**WHAT THE EXERCISE ASKS:** The records below are to be reproduced exactly, and no picture should appear in the copy.

**Component data from apps and pages:**
== Segment start ==
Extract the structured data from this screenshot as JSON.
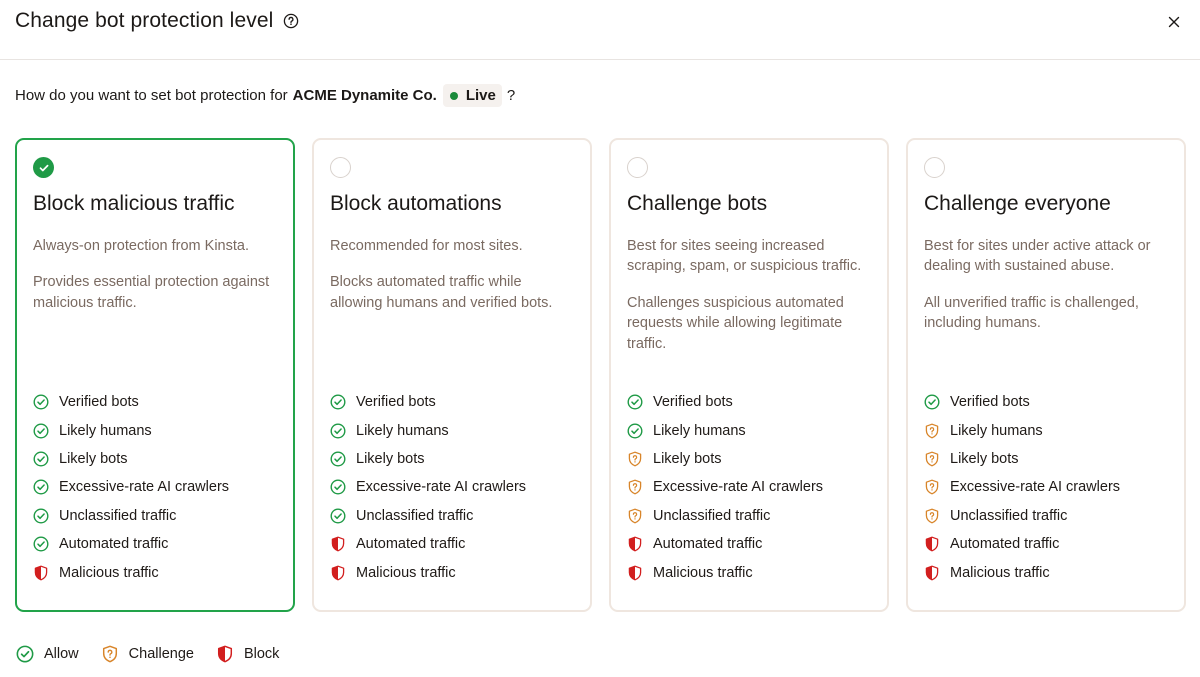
{
  "dialog": {
    "title": "Change bot protection level",
    "help_icon": "help-circle-icon",
    "close_icon": "close-icon"
  },
  "question": {
    "prefix": "How do you want to set bot protection for",
    "site_name": "ACME Dynamite Co.",
    "env_label": "Live",
    "suffix": "?"
  },
  "colors": {
    "allow": "#1f9a46",
    "challenge": "#d8852a",
    "block": "#d21f1f",
    "selected_border": "#22a34a",
    "live_dot": "#1a8a3a"
  },
  "cards": [
    {
      "title": "Block malicious traffic",
      "selected": true,
      "paragraphs": [
        "Always-on protection from Kinsta.",
        "Provides essential protection against malicious traffic."
      ],
      "features": [
        {
          "label": "Verified bots",
          "status": "allow"
        },
        {
          "label": "Likely humans",
          "status": "allow"
        },
        {
          "label": "Likely bots",
          "status": "allow"
        },
        {
          "label": "Excessive-rate AI crawlers",
          "status": "allow"
        },
        {
          "label": "Unclassified traffic",
          "status": "allow"
        },
        {
          "label": "Automated traffic",
          "status": "allow"
        },
        {
          "label": "Malicious traffic",
          "status": "block"
        }
      ]
    },
    {
      "title": "Block automations",
      "selected": false,
      "paragraphs": [
        "Recommended for most sites.",
        "Blocks automated traffic while allowing humans and verified bots."
      ],
      "features": [
        {
          "label": "Verified bots",
          "status": "allow"
        },
        {
          "label": "Likely humans",
          "status": "allow"
        },
        {
          "label": "Likely bots",
          "status": "allow"
        },
        {
          "label": "Excessive-rate AI crawlers",
          "status": "allow"
        },
        {
          "label": "Unclassified traffic",
          "status": "allow"
        },
        {
          "label": "Automated traffic",
          "status": "block"
        },
        {
          "label": "Malicious traffic",
          "status": "block"
        }
      ]
    },
    {
      "title": "Challenge bots",
      "selected": false,
      "paragraphs": [
        "Best for sites seeing increased scraping, spam, or suspicious traffic.",
        "Challenges suspicious automated requests while allowing legitimate traffic."
      ],
      "features": [
        {
          "label": "Verified bots",
          "status": "allow"
        },
        {
          "label": "Likely humans",
          "status": "allow"
        },
        {
          "label": "Likely bots",
          "status": "challenge"
        },
        {
          "label": "Excessive-rate AI crawlers",
          "status": "challenge"
        },
        {
          "label": "Unclassified traffic",
          "status": "challenge"
        },
        {
          "label": "Automated traffic",
          "status": "block"
        },
        {
          "label": "Malicious traffic",
          "status": "block"
        }
      ]
    },
    {
      "title": "Challenge everyone",
      "selected": false,
      "paragraphs": [
        "Best for sites under active attack or dealing with sustained abuse.",
        "All unverified traffic is challenged, including humans."
      ],
      "features": [
        {
          "label": "Verified bots",
          "status": "allow"
        },
        {
          "label": "Likely humans",
          "status": "challenge"
        },
        {
          "label": "Likely bots",
          "status": "challenge"
        },
        {
          "label": "Excessive-rate AI crawlers",
          "status": "challenge"
        },
        {
          "label": "Unclassified traffic",
          "status": "challenge"
        },
        {
          "label": "Automated traffic",
          "status": "block"
        },
        {
          "label": "Malicious traffic",
          "status": "block"
        }
      ]
    }
  ],
  "legend": [
    {
      "label": "Allow",
      "status": "allow"
    },
    {
      "label": "Challenge",
      "status": "challenge"
    },
    {
      "label": "Block",
      "status": "block"
    }
  ]
}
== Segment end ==
**WRITTEN ANSWER:**
Extract the structured data from this screenshot as JSON.
{
  "dialog": {
    "title": "Change bot protection level",
    "help_icon": "help-circle-icon",
    "close_icon": "close-icon"
  },
  "question": {
    "prefix": "How do you want to set bot protection for",
    "site_name": "ACME Dynamite Co.",
    "env_label": "Live",
    "suffix": "?"
  },
  "colors": {
    "allow": "#1f9a46",
    "challenge": "#d8852a",
    "block": "#d21f1f",
    "selected_border": "#22a34a",
    "live_dot": "#1a8a3a"
  },
  "cards": [
    {
      "title": "Block malicious traffic",
      "selected": true,
      "paragraphs": [
        "Always-on protection from Kinsta.",
        "Provides essential protection against malicious traffic."
      ],
      "features": [
        {
          "label": "Verified bots",
          "status": "allow"
        },
        {
          "label": "Likely humans",
          "status": "allow"
        },
        {
          "label": "Likely bots",
          "status": "allow"
        },
        {
          "label": "Excessive-rate AI crawlers",
          "status": "allow"
        },
        {
          "label": "Unclassified traffic",
          "status": "allow"
        },
        {
          "label": "Automated traffic",
          "status": "allow"
        },
        {
          "label": "Malicious traffic",
          "status": "block"
        }
      ]
    },
    {
      "title": "Block automations",
      "selected": false,
      "paragraphs": [
        "Recommended for most sites.",
        "Blocks automated traffic while allowing humans and verified bots."
      ],
      "features": [
        {
          "label": "Verified bots",
          "status": "allow"
        },
        {
          "label": "Likely humans",
          "status": "allow"
        },
        {
          "label": "Likely bots",
          "status": "allow"
        },
        {
          "label": "Excessive-rate AI crawlers",
          "status": "allow"
        },
        {
          "label": "Unclassified traffic",
          "status": "allow"
        },
        {
          "label": "Automated traffic",
          "status": "block"
        },
        {
          "label": "Malicious traffic",
          "status": "block"
        }
      ]
    },
    {
      "title": "Challenge bots",
      "selected": false,
      "paragraphs": [
        "Best for sites seeing increased scraping, spam, or suspicious traffic.",
        "Challenges suspicious automated requests while allowing legitimate traffic."
      ],
      "features": [
        {
          "label": "Verified bots",
          "status": "allow"
        },
        {
          "label": "Likely humans",
          "status": "allow"
        },
        {
          "label": "Likely bots",
          "status": "challenge"
        },
        {
          "label": "Excessive-rate AI crawlers",
          "status": "challenge"
        },
        {
          "label": "Unclassified traffic",
          "status": "challenge"
        },
        {
          "label": "Automated traffic",
          "status": "block"
        },
        {
          "label": "Malicious traffic",
          "status": "block"
        }
      ]
    },
    {
      "title": "Challenge everyone",
      "selected": false,
      "paragraphs": [
        "Best for sites under active attack or dealing with sustained abuse.",
        "All unverified traffic is challenged, including humans."
      ],
      "features": [
        {
          "label": "Verified bots",
          "status": "allow"
        },
        {
          "label": "Likely humans",
          "status": "challenge"
        },
        {
          "label": "Likely bots",
          "status": "challenge"
        },
        {
          "label": "Excessive-rate AI crawlers",
          "status": "challenge"
        },
        {
          "label": "Unclassified traffic",
          "status": "challenge"
        },
        {
          "label": "Automated traffic",
          "status": "block"
        },
        {
          "label": "Malicious traffic",
          "status": "block"
        }
      ]
    }
  ],
  "legend": [
    {
      "label": "Allow",
      "status": "allow"
    },
    {
      "label": "Challenge",
      "status": "challenge"
    },
    {
      "label": "Block",
      "status": "block"
    }
  ]
}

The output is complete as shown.